Japanese shares have been soaring since 2012 and the Nikkei is currently at a level last seen in 2000. As a result many of the net-nets that were available in Japan have now disappeared. This has made it a bit harder to find replacements for companies in my Japanese basket of stocks. As a general rule I sell a stock in this basket when it reaches net-current asset value.
Despite the run-up in Japan, there is one category of Japanese stocks that still offers some net-nets and extreme book value bargains. These are the stocks with a lot-size of 1000 shares. The minimum investment required for a position in one of these companies is often a few thousand dollars. For example: a stock with a share price of ¥300 and a lot-size of 1000 would require a minimum investment of ¥300,000 or about $2400. I’m still finding a decent number of bargains in this category, while the pickings are much slimmer for the rest of the Japanese market.
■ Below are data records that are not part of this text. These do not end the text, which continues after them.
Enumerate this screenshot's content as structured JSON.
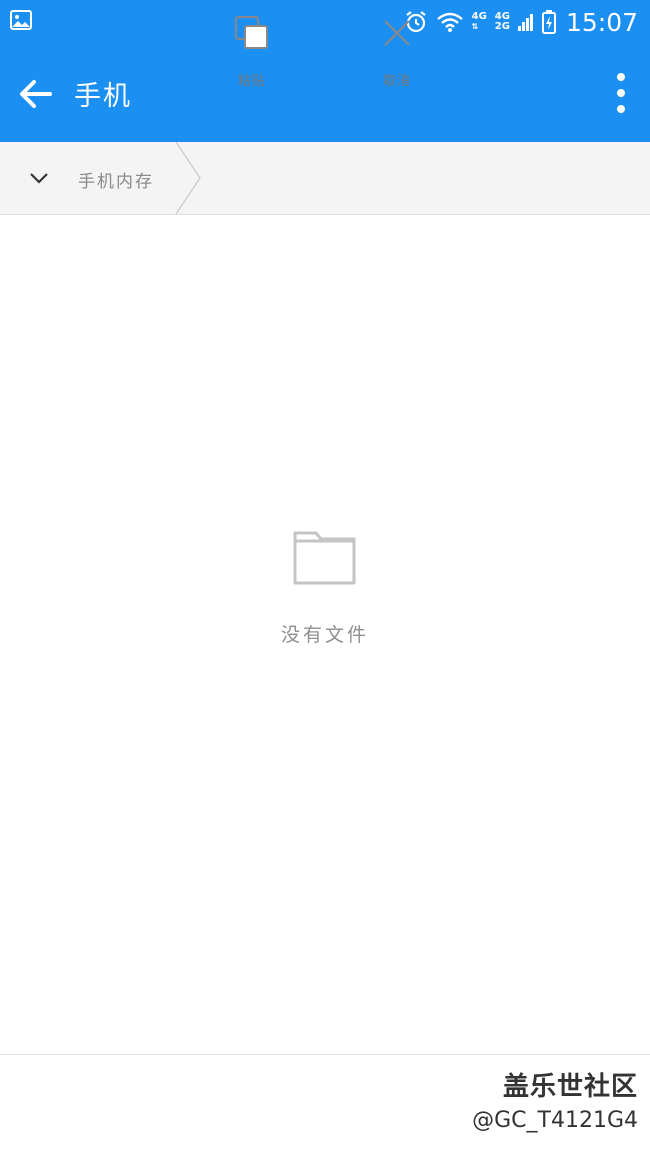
{
  "status_bar": {
    "net1": "4G",
    "net2_top": "4G",
    "net2_bottom": "2G",
    "time": "15:07",
    "icons": [
      "gallery-icon",
      "alarm-icon",
      "wifi-icon",
      "signal-icon",
      "battery-icon"
    ]
  },
  "app_bar": {
    "title": "手机",
    "back_icon": "arrow-left-icon",
    "more_icon": "more-vertical-icon"
  },
  "breadcrumb": {
    "items": [
      {
        "label": "手机内存"
      }
    ]
  },
  "empty_state": {
    "icon": "folder-icon",
    "text": "没有文件"
  },
  "bottom_bar": {
    "paste_label": "粘贴",
    "cancel_label": "取消"
  },
  "watermark": {
    "line1": "盖乐世社区",
    "line2": "@GC_T4121G4"
  },
  "colors": {
    "primary": "#1b8ff2",
    "breadcrumb_bg": "#f4f4f4",
    "muted_text": "#8f8f8f"
  }
}
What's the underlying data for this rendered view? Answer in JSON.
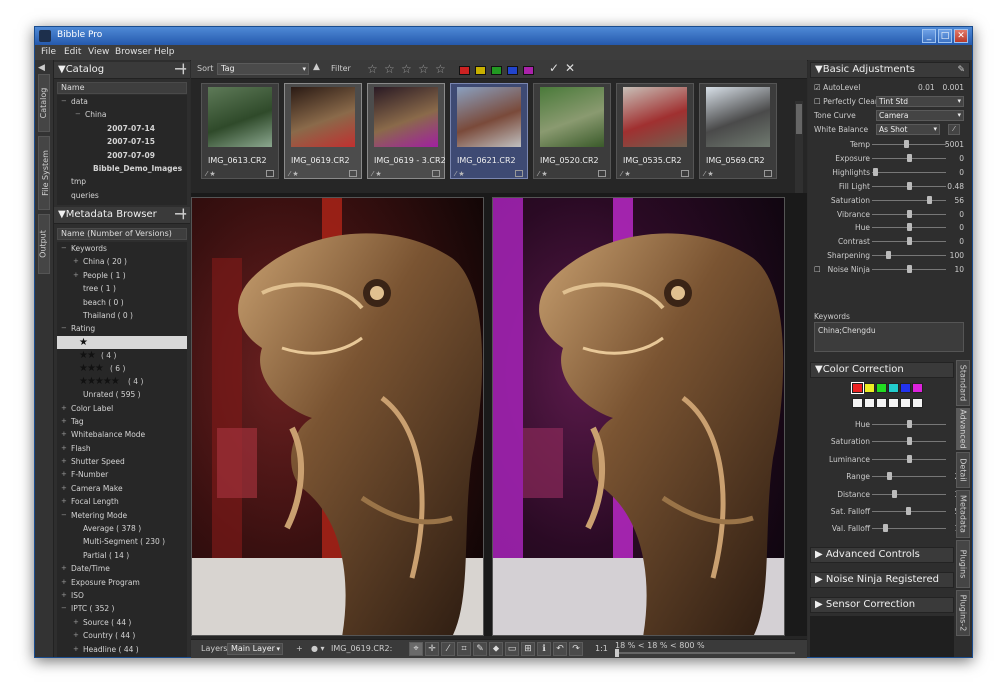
{
  "window": {
    "title": "Bibble Pro",
    "buttons": [
      "_",
      "□",
      "✕"
    ]
  },
  "menu": [
    "File",
    "Edit",
    "View",
    "Browser",
    "Help"
  ],
  "left_tabs": [
    "Catalog",
    "File System",
    "Output"
  ],
  "catalog": {
    "title": "Catalog",
    "column": "Name",
    "items": [
      {
        "label": "data",
        "indent": 0,
        "exp": "−",
        "bold": false
      },
      {
        "label": "China",
        "indent": 1,
        "exp": "−",
        "bold": false
      },
      {
        "label": "2007-07-14",
        "indent": 2,
        "exp": "",
        "bold": true
      },
      {
        "label": "2007-07-15",
        "indent": 2,
        "exp": "",
        "bold": true
      },
      {
        "label": "2007-07-09",
        "indent": 2,
        "exp": "",
        "bold": true
      },
      {
        "label": "Bibble_Demo_Images",
        "indent": 1,
        "exp": "",
        "bold": true
      },
      {
        "label": "tmp",
        "indent": 0,
        "exp": "",
        "bold": false
      },
      {
        "label": "queries",
        "indent": 0,
        "exp": "",
        "bold": false
      }
    ]
  },
  "metadata": {
    "title": "Metadata Browser",
    "column": "Name (Number of Versions)",
    "keywords": {
      "label": "Keywords",
      "items": [
        "China ( 20 )",
        "People ( 1 )",
        "tree ( 1 )",
        "beach ( 0 )",
        "Thailand ( 0 )"
      ]
    },
    "rating": {
      "label": "Rating",
      "rows": [
        {
          "stars": "★",
          "count": "",
          "selected": true
        },
        {
          "stars": "★★",
          "count": "( 4 )",
          "selected": false
        },
        {
          "stars": "★★★",
          "count": "( 6 )",
          "selected": false
        },
        {
          "stars": "★★★★★",
          "count": "( 4 )",
          "selected": false
        }
      ],
      "unrated": "Unrated ( 595 )"
    },
    "groups": [
      "Color Label",
      "Tag",
      "Whitebalance Mode",
      "Flash",
      "Shutter Speed",
      "F-Number",
      "Camera Make",
      "Focal Length"
    ],
    "metering": {
      "label": "Metering Mode",
      "items": [
        "Average ( 378 )",
        "Multi-Segment ( 230 )",
        "Partial ( 14 )"
      ]
    },
    "groups2": [
      "Date/Time",
      "Exposure Program",
      "ISO"
    ],
    "iptc": {
      "label": "IPTC ( 352 )",
      "items": [
        "Source ( 44 )",
        "Country ( 44 )",
        "Headline ( 44 )"
      ]
    }
  },
  "toolbar": {
    "sort_label": "Sort",
    "sort_value": "Tag",
    "filter_label": "Filter",
    "stars": [
      "☆",
      "☆",
      "☆",
      "☆",
      "☆"
    ],
    "color_labels": [
      "#cc2222",
      "#c8b000",
      "#229922",
      "#2244cc",
      "#aa22aa"
    ],
    "check": "✓",
    "cross": "✕"
  },
  "thumbnails": [
    {
      "name": "IMG_0613.CR2",
      "state": "normal",
      "colors": [
        "#5e7a58",
        "#2f4a2a",
        "#8ca890"
      ]
    },
    {
      "name": "IMG_0619.CR2",
      "state": "selected",
      "colors": [
        "#2a1a14",
        "#8a6a4a",
        "#c03030"
      ]
    },
    {
      "name": "IMG_0619 - 3.CR2",
      "state": "selected",
      "colors": [
        "#2a1a24",
        "#8a6a4a",
        "#a020a0"
      ]
    },
    {
      "name": "IMG_0621.CR2",
      "state": "active",
      "colors": [
        "#8aa0c0",
        "#7a4a3a",
        "#c0c0c0"
      ]
    },
    {
      "name": "IMG_0520.CR2",
      "state": "normal",
      "colors": [
        "#4a7a3a",
        "#8a9a70",
        "#3a5a2a"
      ]
    },
    {
      "name": "IMG_0535.CR2",
      "state": "normal",
      "colors": [
        "#c8c0b8",
        "#a03030",
        "#706050"
      ]
    },
    {
      "name": "IMG_0569.CR2",
      "state": "normal",
      "colors": [
        "#d8e0e8",
        "#4a4a4a",
        "#707a70"
      ]
    }
  ],
  "statusbar": {
    "layers_label": "Layers",
    "layer_value": "Main Layer",
    "file": "IMG_0619.CR2:",
    "ratio": "1:1",
    "zoom": "18 % < 18 % < 800 %",
    "tools": [
      "⌖",
      "✛",
      "⁄",
      "⌗",
      "✎",
      "⬥",
      "▭",
      "⊞",
      "ℹ",
      "↶",
      "↷"
    ]
  },
  "basic": {
    "title": "Basic Adjustments",
    "autolevel": {
      "label": "AutoLevel",
      "v1": "0.01",
      "v2": "0.001"
    },
    "perfectly_clear": {
      "label": "Perfectly Clear",
      "value": "Tint Std"
    },
    "tone_curve": {
      "label": "Tone Curve",
      "value": "Camera"
    },
    "white_balance": {
      "label": "White Balance",
      "value": "As Shot"
    },
    "sliders": [
      {
        "label": "Temp",
        "value": "5001",
        "pos": 0.45
      },
      {
        "label": "Exposure",
        "value": "0",
        "pos": 0.5
      },
      {
        "label": "Highlights",
        "value": "0",
        "pos": 0.02
      },
      {
        "label": "Fill Light",
        "value": "0.48",
        "pos": 0.5
      },
      {
        "label": "Saturation",
        "value": "56",
        "pos": 0.78
      },
      {
        "label": "Vibrance",
        "value": "0",
        "pos": 0.5
      },
      {
        "label": "Hue",
        "value": "0",
        "pos": 0.5
      },
      {
        "label": "Contrast",
        "value": "0",
        "pos": 0.5
      },
      {
        "label": "Sharpening",
        "value": "100",
        "pos": 0.2
      },
      {
        "label": "Noise Ninja",
        "value": "10",
        "pos": 0.5
      }
    ],
    "keywords_label": "Keywords",
    "keywords_value": "China;Chengdu"
  },
  "color_correction": {
    "title": "Color Correction",
    "swatches": [
      "#ee2222",
      "#eeee22",
      "#22dd22",
      "#22cccc",
      "#2233ee",
      "#dd22dd"
    ],
    "sliders": [
      {
        "label": "Hue",
        "value": "0",
        "pos": 0.5
      },
      {
        "label": "Saturation",
        "value": "0",
        "pos": 0.5
      },
      {
        "label": "Luminance",
        "value": "0",
        "pos": 0.5
      },
      {
        "label": "Range",
        "value": "20",
        "pos": 0.22
      },
      {
        "label": "Distance",
        "value": "30",
        "pos": 0.28
      },
      {
        "label": "Sat. Falloff",
        "value": "50",
        "pos": 0.48
      },
      {
        "label": "Val. Falloff",
        "value": "15",
        "pos": 0.16
      }
    ]
  },
  "collapsed_panels": [
    "Advanced Controls",
    "Noise Ninja Registered",
    "Sensor Correction"
  ],
  "right_tabs": [
    "Standard",
    "Advanced",
    "Detail",
    "Metadata",
    "Plugins",
    "Plugins-2"
  ]
}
Of course one could argue that the discounts for these stocks are permanent, because the underlying causes for the discount are unlikely to go away. However, I do think there are positive things that could happen even to these companies that would make them more attractive for investors, like dividend increases, stock repurchases and mergers. Besides, some of the stocks in this category are trading at such extreme discounts to book value and NCAV that it just seems difficult for them to get much cheaper over the next few years.
One example of a company in this category is Denkyosha Co (TYO:8144). The company is a wholesaler of electrical products and household products.
Share price: ¥696
Shares outstanding (excl. treasury shares): 12,535,147
Market cap: ¥8.7 billion
NCAV (March 31, 2015, incl. long-term investment securities & time deposits): ¥16.0bn
Book value: ¥23.5bn
Long-term investment securities: ¥4.4bn
Long-term time deposits: ¥3.7bn
Total liabilities: ¥7.9bn
Denkyosha is currently trading at 0.55x NCAV (incl. LT securities & time deposits) and 0.37x book value. The company has been consistently profitable over the last five years and has also generated some cash. The company has not repurchased stock, but it does pay a reasonable dividend (current yield: 2.9%). Denkyosha also has real estate that it rents out, which is carried for ¥4.3bn on the balance sheet.
On an earnings basis the company does not look cheap with a P/E ratio of almost 21. The company has had very modest capital expenditures over the last five years. In fiscal 2015 their capex was ¥392m, but in the years before capex was often only around ¥100m. Their average depreciation in this period of ¥110m also suggests that the company has low capex needs. Low capex needs provide some additional safety for investing in book value bargains like this, because the company does not need to invest a lot in plant and equipment just to keep things running. For a company with rather stagnant revenues like Denkyosha (in the ¥40-44bn range) I think this provides some extra comfort.
The main thing to like about Denkyosha is the very large discount to book value. In today’s market it is very hard to find consistently profitable, dividend paying companies trading at less than 50% of book value. In this dark corner of the Japanese market there are still some to be found. It seems hard to lose money on these companies when you buy a basket of them and hold them for a few years.
Disclosure: long Denkyosha Co (TYO:8144)